Assigned task
What lines in this listing contain the string "value"? Report each one by copying it.

Input material
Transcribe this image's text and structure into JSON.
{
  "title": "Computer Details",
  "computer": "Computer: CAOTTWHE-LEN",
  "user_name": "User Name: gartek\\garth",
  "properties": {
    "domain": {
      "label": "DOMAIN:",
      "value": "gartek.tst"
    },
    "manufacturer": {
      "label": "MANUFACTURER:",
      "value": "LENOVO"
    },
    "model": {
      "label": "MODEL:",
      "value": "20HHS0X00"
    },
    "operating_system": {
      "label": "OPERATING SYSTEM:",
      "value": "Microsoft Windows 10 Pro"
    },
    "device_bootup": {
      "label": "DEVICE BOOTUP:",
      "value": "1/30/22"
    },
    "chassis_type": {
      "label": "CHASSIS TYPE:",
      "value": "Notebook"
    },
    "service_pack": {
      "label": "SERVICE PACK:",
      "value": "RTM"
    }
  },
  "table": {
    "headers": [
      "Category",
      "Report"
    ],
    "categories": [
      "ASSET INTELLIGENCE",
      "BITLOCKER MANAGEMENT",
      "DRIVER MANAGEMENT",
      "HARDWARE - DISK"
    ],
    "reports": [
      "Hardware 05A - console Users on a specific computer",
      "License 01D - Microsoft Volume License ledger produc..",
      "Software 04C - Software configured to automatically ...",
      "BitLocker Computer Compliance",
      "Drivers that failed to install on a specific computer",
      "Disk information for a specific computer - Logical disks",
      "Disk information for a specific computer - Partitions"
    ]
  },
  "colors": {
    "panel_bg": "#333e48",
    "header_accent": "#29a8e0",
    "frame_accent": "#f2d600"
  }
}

Answer to the exercise
      "value": "gartek.tst"
      "value": "LENOVO"
      "value": "20HHS0X00"
      "value": "Microsoft Windows 10 Pro"
      "value": "1/30/22"
      "value": "Notebook"
      "value": "RTM"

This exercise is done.